Proposed lettering panel for the west entrance of the BBC, by Joseph Cribb

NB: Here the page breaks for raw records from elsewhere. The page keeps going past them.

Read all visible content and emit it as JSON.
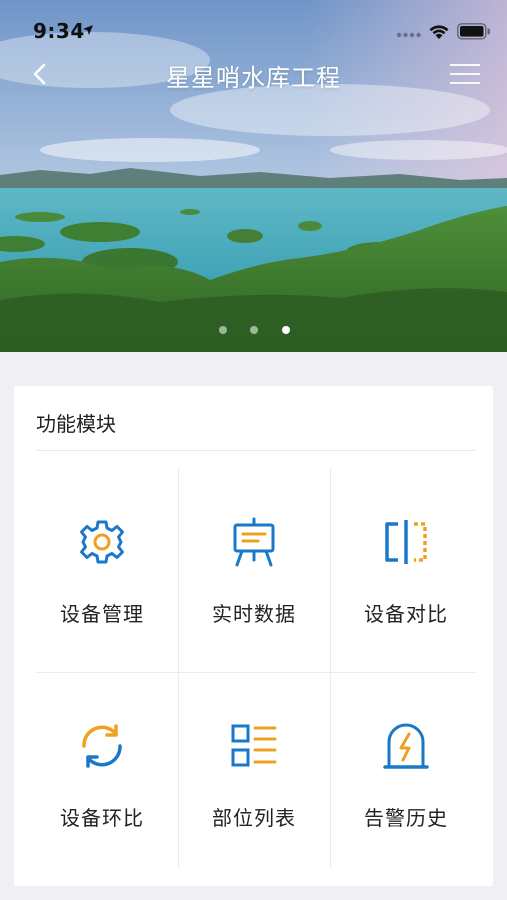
{
  "status_bar": {
    "time": "9:34"
  },
  "nav": {
    "title": "星星哨水库工程"
  },
  "carousel": {
    "slides": 3,
    "active_index": 2
  },
  "module": {
    "title": "功能模块",
    "items": [
      {
        "label": "设备管理",
        "icon": "gear-icon"
      },
      {
        "label": "实时数据",
        "icon": "presentation-board-icon"
      },
      {
        "label": "设备对比",
        "icon": "compare-icon"
      },
      {
        "label": "设备环比",
        "icon": "refresh-cycle-icon"
      },
      {
        "label": "部位列表",
        "icon": "list-icon"
      },
      {
        "label": "告警历史",
        "icon": "alarm-lightning-icon"
      }
    ]
  },
  "colors": {
    "icon_blue": "#1a78c8",
    "icon_orange": "#f0a020",
    "background": "#efeff4",
    "card": "#ffffff"
  }
}
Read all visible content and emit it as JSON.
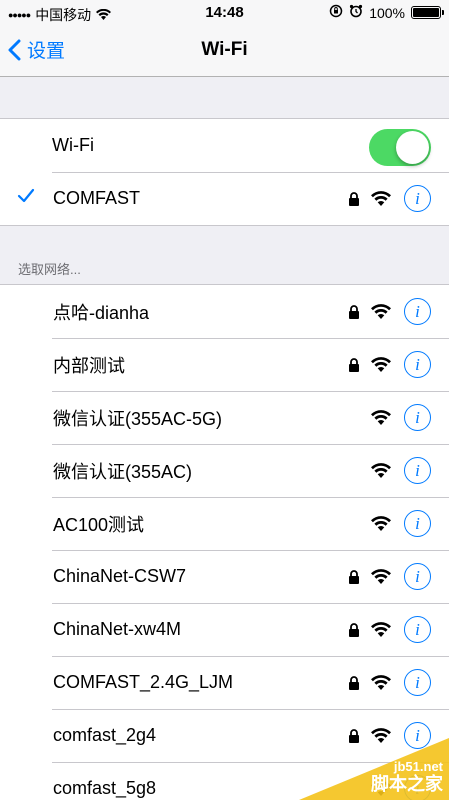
{
  "status_bar": {
    "carrier": "中国移动",
    "time": "14:48",
    "battery": "100%",
    "battery_level": 1.0
  },
  "nav": {
    "back_label": "设置",
    "title": "Wi-Fi"
  },
  "wifi_toggle": {
    "label": "Wi-Fi",
    "on": true,
    "on_color": "#4cd964"
  },
  "connected": {
    "name": "COMFAST",
    "secured": true
  },
  "section_header": "选取网络...",
  "networks": [
    {
      "name": "点哈-dianha",
      "secured": true
    },
    {
      "name": "内部测试",
      "secured": true
    },
    {
      "name": "微信认证(355AC-5G)",
      "secured": false
    },
    {
      "name": "微信认证(355AC)",
      "secured": false
    },
    {
      "name": "AC100测试",
      "secured": false
    },
    {
      "name": "ChinaNet-CSW7",
      "secured": true
    },
    {
      "name": "ChinaNet-xw4M",
      "secured": true
    },
    {
      "name": "COMFAST_2.4G_LJM",
      "secured": true
    },
    {
      "name": "comfast_2g4",
      "secured": true
    },
    {
      "name": "comfast_5g8",
      "secured": false
    }
  ],
  "watermark": {
    "url": "jb51.net",
    "name": "脚本之家"
  },
  "colors": {
    "accent": "#007aff",
    "watermark": "#f4c21a"
  }
}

Pencil drawing with watercolour wash, of proposed lettering panel for Broadcasting House. Featuring detailed text inscription and signature of the artist. Also with hand annotation in ink for approval. Framed (Herbert) Joseph Cribb (1892–1967) was the son of a draughtsman and illustrator who was apprenticed to Eric Gill at his Hammersmith studio. In 1907 he moved to Ditchling with the Gill family. Cribb was a skilled letter cutter and carver and Gill used him to work on many of his major commissions, such as the lettering on Oscar Wilde’s tomb. Cribb’s apprenticeship ended in 1915 when called away for war service. He worked with MacDonald Gill on the design of the standard war grave and became a founder member of the Guild of St Joseph and St Dominic, an association of Catholic artists and craftworkers. He too over Eric Gill's workshop on Ditchling Common after Gill left for Capel in 1924, establishing his own practice.